IAN FRASER & LUKE GRUNTZ OF CLEOPATRICK
ROYAL MOUNTAIN RECORDS FOUNDER MENNO VERSTEEG
SONDRA GOLD , CPA
46 CANADIAN MUSICIAN
PHOTO : HEATHER POLLOCK
and a music lawyer . So , we made sure that as we were going through all of these things that we were dotting our I ’ s and crossing our T ’ s . We also went through a real process of speaking with elders and consulted with the community , and also consulting with our peers , about what a record label could and should look like in our Indigenous community . Maybe all folks don ’ t see that as important , but I actually think that was one of the most valuable parts of what we did . It is really taking time to consult with the knowledge-keepers in our space , both music and community wise . And so , I think what came out of that t in terms of articulating it in a plan , it ’ s much richer for having taken the time .”
The creation story of Ishkodé Records is very different than Royal Mountain Records . Whereas Kish and Rheaume set out to create a full-service label based on their previous experiences as independent artists , Menno Versteeg happily laughs about the bumbling , make-it-up-as-you-go origins of Royal Mountain . Really , it was only meant to be an outlet for releasing music by his former band , Hollerado . Despite that , through the undeniable strength of its artist roster ( Alvvays , Orville Peck , Mac Demarco , PUP , Metz , Dizzy , etc .), Royal Mountain has grown into a very influential indie label .
“ It ’ s funny , when I started this one , I had no idea what it meant either !” laughs Versteeg when asked when it means to start a label . “ Basically , I ’ ve been in punk bands my whole life . As a teenager I was touring around and it was such a staunchly DIY scene that I came from where you just do everything yourself . It ’ s kind of like , to sign to any label , even a shitty punk label , was not what you did ; you just do it yourself . So , you just learned how to handle your own stuff and you learn about finding the money to do something , and that things cost money , and you try to keep things cheap . The way you do that is you do your own PR by calling up the people who run the zines . You know , it ’ s a small thing and you know the person because they come to shows and none of its real , no one makes any money , but you kind of get your practice .”

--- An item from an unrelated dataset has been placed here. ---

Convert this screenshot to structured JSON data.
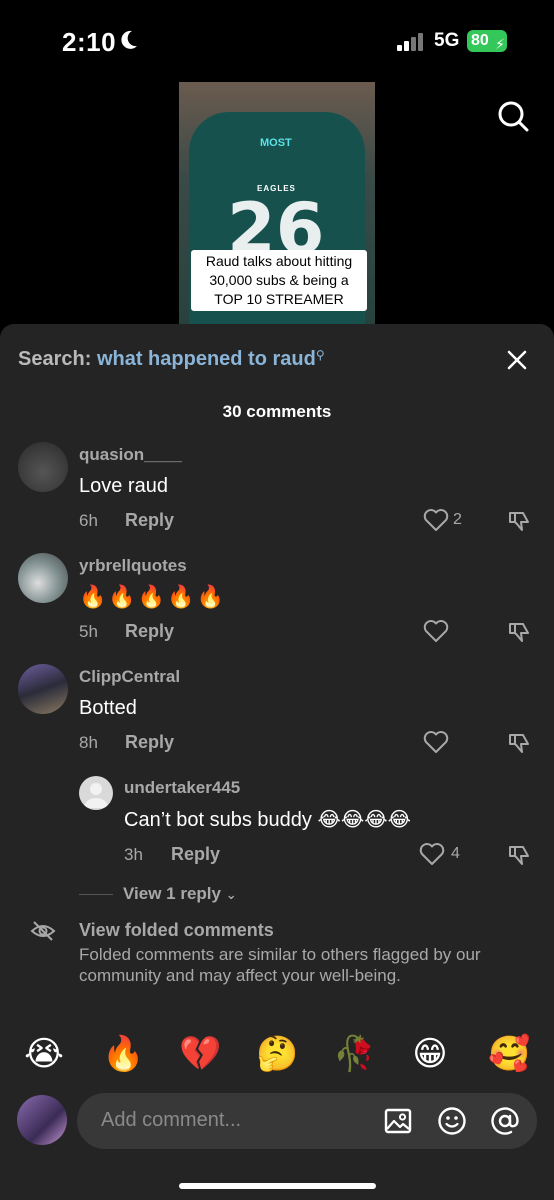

When Hollerado won a battle of the bands contest in 2009 , they were awarded $ 250,000 , which Versteeg calls an “ absolutely absurd ” amount for winning a “ ridiculous ” contest . “ We had such indie-rocker-with-money guilt that we went through all these parties at places like South by Southwest , and we had all our friends play and we would give away free booze and nachos for three days , and we ’ d pay all our friends ’ bands way too much money . We just tore through it but I have no regrets ,” he says .
Nonetheless , that money also helped launch their own label . Initially that meant just releasing records by Hollerado and some of their less successful friends . But a chance meeting with Molly Rankin led to Royal Mountain signing Alvvays

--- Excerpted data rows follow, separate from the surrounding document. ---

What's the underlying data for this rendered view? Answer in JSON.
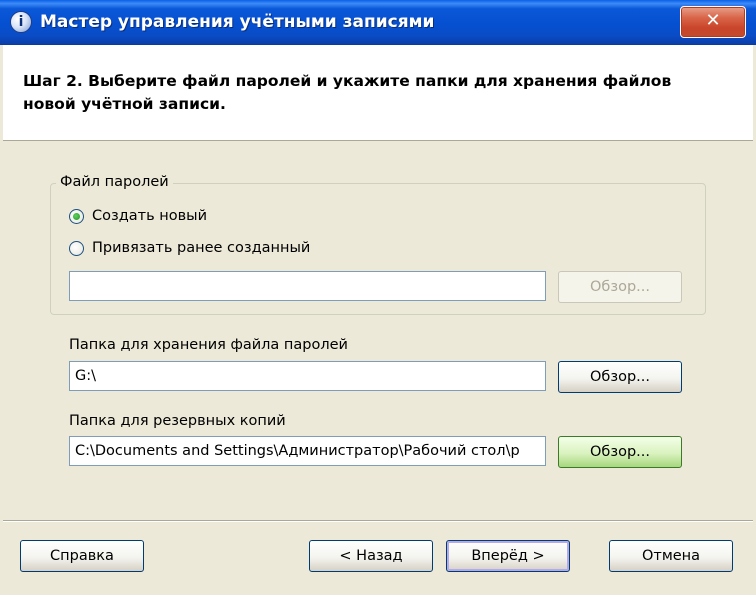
{
  "window": {
    "title": "Мастер управления учётными записями",
    "close_glyph": "✕",
    "title_icon": "info-icon"
  },
  "header": {
    "step_text": "Шаг 2. Выберите файл паролей и укажите папки для хранения файлов новой учётной записи."
  },
  "password_file_group": {
    "label": "Файл паролей",
    "options": [
      {
        "label": "Создать новый",
        "checked": true
      },
      {
        "label": "Привязать ранее созданный",
        "checked": false
      }
    ],
    "path_value": "",
    "browse_label": "Обзор..."
  },
  "storage_folder": {
    "label": "Папка для хранения файла паролей",
    "value": "G:\\",
    "browse_label": "Обзор..."
  },
  "backup_folder": {
    "label": "Папка для резервных копий",
    "value": "C:\\Documents and Settings\\Администратор\\Рабочий стол\\р",
    "browse_label": "Обзор..."
  },
  "footer": {
    "help_label": "Справка",
    "back_label": "< Назад",
    "next_label": "Вперёд >",
    "cancel_label": "Отмена"
  }
}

and releasing their instant-classic debut album . This necessitated they form business partnerships with other labels , like a distribution deal with Arts & Crafts , as well as international label deals for Alvvays with Polyvinyl Records and Transgressive Records .
“ Because of Alvvays , we got to work with two of the best indie labels in the world , who we still work with to this day on things . There ’ s nothing like learning from someone who actually knows what they ’ re doing . It was the best move we ever did and I made sure we talked to those people nearly every day and we really figured it out what made it work . Obviously , you can ’ t just suck in all the knowledge at once , but just learning from them was totally indispensable for the growth of Royal Mountain ,” says Versteeg .
In talking to Versteeg about the creation of Royal Mountain , and the pros and cons for indie artists of starting their own label versus signing to a label , he is refreshingly upfront about what his label can and can ’ t do for artists . Recalling what Joanne Setterington said earlier about Canadian artists having a major advantage because of the generous grants available , Versteeg jumps in , saying , “ That ’ s 100 % it ! No joke , over the years , I ’ ve talked a couple bands out of signing with us . Like Alvvays , just now , they ’ re doing their own record label for their third album . Like , of course they are ! They don ’ t need us anymore . What we can bring to the table is mentorship and contacts and exposure – I hate that word – but we wouldn ’ t really bring much to the table for a band like that right now , especially with the grants that they have access to . A Canadian band wanting to do a third record with us ; really , by then they should be able to do it on their own .”
When it comes down to it , though , Versteeg says it ’ s about the amount of work an artist wants to put into their career in order to achieve their goals and reap the rewards .
“ It ’ s about the work ethic that people want to put into it . Are they down to manage themselves ? Are they down to do their own marketing plans ? Also , do they know people who could help them ? Do they have some internet groundswell already ?